Saved data entries:
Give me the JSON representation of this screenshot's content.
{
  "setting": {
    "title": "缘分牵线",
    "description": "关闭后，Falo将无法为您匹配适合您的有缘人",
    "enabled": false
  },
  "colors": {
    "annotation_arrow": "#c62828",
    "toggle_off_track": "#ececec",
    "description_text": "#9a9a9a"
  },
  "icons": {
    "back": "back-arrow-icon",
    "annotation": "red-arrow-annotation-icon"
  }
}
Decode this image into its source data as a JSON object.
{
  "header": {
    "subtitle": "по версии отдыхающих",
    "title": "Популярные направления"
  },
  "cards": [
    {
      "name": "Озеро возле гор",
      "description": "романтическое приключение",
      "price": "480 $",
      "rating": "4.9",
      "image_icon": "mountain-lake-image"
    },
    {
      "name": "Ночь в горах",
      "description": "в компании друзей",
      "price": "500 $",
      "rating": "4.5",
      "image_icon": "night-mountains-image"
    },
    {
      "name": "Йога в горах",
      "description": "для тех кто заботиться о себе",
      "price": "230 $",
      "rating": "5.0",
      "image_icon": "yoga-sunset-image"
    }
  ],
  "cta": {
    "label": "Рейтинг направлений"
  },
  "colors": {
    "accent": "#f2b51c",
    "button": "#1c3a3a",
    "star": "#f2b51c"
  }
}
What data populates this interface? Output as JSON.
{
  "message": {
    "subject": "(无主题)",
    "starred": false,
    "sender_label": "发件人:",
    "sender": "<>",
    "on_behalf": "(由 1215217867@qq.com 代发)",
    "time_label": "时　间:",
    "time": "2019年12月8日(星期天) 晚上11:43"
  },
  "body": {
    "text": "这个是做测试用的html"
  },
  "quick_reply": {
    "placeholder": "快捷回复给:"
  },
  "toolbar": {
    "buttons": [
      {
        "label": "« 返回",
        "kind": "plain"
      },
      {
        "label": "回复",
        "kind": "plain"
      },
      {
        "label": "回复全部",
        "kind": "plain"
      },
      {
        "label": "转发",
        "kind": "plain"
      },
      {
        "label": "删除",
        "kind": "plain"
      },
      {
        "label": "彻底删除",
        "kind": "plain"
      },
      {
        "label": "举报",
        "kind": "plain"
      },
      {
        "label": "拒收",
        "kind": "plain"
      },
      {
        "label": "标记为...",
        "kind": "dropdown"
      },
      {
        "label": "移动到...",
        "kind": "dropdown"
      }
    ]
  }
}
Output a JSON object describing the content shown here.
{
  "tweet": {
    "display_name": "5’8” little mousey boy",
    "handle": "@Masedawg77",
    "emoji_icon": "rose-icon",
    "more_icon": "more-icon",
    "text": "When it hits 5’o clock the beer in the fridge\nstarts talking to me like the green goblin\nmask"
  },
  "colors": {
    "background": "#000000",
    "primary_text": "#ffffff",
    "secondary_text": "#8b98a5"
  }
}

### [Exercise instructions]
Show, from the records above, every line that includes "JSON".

### [Task answer]
Give me the JSON representation of this screenshot's content.
Decode this image into its source data as a JSON object.
What data populates this interface? Output as JSON.
Output a JSON object describing the content shown here.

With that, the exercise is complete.